Vacuum Electron Tubes Electronics Pentode Part 2
|Picture 2. 6AG5 RF Pentode Screens and Assembly|
As seen on the 6AG5 RF Sharp-Cutoff Pentode image in Picture 2, the entire electrode assembly is supported concentrically by two circular mica insulating assembly holders within the glass envelope. At the bottom of the electron tube the connecting pins provide all of the mechanical support to the tube assembly and the required electrical connection that is often done by spot welding.
Picture 2 provides close up on the cathode and the first two spiral grids - G1 and G2. Interestingly, the third grid is there but difficult to see. Unlike the spiral wires for G1 and G2 the G3 grid is in the form of a few small sheet-metal pieces. Regardless of their form, the small metal plates with their cathode potential are capable repelling the secondary electrons back to the anode surface.

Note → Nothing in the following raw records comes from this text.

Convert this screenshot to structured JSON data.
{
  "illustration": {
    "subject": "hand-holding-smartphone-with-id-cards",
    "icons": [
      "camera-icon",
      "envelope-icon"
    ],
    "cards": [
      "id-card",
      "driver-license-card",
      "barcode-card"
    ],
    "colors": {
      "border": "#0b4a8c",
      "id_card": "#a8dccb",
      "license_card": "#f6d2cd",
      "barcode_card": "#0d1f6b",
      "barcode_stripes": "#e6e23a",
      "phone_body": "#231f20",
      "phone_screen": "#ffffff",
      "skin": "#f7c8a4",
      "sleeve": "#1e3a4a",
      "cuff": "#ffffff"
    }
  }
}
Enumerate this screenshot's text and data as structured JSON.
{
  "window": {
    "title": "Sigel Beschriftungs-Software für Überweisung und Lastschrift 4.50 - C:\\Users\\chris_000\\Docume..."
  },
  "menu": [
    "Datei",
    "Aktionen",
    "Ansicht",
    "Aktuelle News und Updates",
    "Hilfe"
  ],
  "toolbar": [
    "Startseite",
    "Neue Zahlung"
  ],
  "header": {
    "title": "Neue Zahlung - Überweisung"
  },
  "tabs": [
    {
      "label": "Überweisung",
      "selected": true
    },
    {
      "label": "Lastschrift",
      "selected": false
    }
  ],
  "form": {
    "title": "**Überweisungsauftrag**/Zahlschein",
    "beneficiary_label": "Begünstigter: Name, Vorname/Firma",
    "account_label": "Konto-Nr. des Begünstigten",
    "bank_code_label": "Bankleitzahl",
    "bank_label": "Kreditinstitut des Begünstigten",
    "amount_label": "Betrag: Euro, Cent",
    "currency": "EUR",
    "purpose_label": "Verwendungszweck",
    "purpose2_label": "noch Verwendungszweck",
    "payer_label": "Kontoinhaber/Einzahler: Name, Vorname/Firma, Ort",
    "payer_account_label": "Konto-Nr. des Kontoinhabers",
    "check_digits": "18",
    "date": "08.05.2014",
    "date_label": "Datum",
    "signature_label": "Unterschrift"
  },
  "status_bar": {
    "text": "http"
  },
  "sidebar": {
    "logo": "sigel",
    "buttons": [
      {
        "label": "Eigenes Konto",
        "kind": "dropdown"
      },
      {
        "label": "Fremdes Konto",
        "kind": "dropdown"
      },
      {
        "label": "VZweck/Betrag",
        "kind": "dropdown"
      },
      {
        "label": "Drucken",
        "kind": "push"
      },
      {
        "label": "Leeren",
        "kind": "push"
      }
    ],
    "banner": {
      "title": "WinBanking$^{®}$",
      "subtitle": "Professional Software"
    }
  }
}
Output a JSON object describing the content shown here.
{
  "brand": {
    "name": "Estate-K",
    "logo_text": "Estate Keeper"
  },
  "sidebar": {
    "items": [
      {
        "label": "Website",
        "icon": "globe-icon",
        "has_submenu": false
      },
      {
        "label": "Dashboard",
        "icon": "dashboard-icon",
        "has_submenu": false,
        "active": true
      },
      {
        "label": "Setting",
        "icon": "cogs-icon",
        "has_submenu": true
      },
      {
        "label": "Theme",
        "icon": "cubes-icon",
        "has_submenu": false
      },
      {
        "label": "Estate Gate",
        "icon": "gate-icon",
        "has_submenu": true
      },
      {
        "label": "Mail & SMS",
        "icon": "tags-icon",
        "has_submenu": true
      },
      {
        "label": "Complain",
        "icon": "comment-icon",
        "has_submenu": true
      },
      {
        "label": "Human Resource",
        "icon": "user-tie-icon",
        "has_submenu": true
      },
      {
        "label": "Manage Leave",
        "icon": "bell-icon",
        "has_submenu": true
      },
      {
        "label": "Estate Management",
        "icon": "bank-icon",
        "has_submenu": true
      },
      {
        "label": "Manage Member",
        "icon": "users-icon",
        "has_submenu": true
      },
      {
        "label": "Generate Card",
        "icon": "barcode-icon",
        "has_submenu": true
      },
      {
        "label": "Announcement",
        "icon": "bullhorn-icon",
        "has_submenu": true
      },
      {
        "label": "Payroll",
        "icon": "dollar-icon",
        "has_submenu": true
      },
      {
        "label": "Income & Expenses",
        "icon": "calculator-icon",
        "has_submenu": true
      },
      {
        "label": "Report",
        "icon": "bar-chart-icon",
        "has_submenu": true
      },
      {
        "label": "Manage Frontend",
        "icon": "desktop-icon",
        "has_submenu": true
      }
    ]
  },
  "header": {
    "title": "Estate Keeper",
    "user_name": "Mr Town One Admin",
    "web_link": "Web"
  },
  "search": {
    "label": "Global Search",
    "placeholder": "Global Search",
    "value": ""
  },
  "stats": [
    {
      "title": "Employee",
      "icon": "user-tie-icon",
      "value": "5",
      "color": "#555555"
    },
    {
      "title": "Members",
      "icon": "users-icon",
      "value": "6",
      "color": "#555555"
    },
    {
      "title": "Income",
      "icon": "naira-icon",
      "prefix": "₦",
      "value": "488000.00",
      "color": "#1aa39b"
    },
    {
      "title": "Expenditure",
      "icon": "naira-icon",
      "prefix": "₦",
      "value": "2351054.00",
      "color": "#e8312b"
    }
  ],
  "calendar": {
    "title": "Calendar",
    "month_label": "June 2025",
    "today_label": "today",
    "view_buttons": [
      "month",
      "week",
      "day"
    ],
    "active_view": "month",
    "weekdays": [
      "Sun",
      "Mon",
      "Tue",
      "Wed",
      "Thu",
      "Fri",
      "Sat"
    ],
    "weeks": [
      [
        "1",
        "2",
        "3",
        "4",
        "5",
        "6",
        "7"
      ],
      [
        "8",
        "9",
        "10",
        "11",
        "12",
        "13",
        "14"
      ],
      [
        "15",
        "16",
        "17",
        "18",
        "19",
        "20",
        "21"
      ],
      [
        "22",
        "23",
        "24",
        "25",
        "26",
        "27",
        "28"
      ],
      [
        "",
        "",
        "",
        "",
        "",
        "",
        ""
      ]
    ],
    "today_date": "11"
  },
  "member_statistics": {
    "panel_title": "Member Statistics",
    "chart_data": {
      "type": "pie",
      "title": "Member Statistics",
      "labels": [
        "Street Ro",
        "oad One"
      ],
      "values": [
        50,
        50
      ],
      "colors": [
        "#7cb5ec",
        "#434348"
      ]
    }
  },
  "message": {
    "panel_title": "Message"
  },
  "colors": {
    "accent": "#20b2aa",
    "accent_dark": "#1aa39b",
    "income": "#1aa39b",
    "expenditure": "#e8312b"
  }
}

A seldom noticed or appreciated, but most important ingredient of any vacuum tube is the getter. The getter is responsible to remove residual gases after assembly and during the life of the tube. When the getter is flashed, it further increases the already high vacuum. Getters are in the form of a dark, shiny, mirror like, reflective deposit in the inside of the glass envelope, usually on top of the tube, far away from the electrode assembly.
Usual getter materials are often magnesium, barium, beryllium, zirconium and others may be used alone or in a mixture. A proper getter is inert and actively binding to gases and it is usually is in a powder form inside the washer like getter holder visible on top of Picture 1. Often getters act as "keepers" to be continuously active in binding to gases not only just at the time of firing.
Once the tube is assembled it undergoes many hours on the vacuum pumping until it is sufficiently evacuated. Then it gets heated to a high temperature to force all gases to boil off then the electron tube is sealed. After sealing is done, the getter is fired by electrical induction method.
Pentodes and other electronic tubes are useful for the restoration of vintage collectible radios and tube type electronics instruments. Many times, electronic circuits are simpler to design and build and more reliable when made with vacuum tubes then with semiconductors.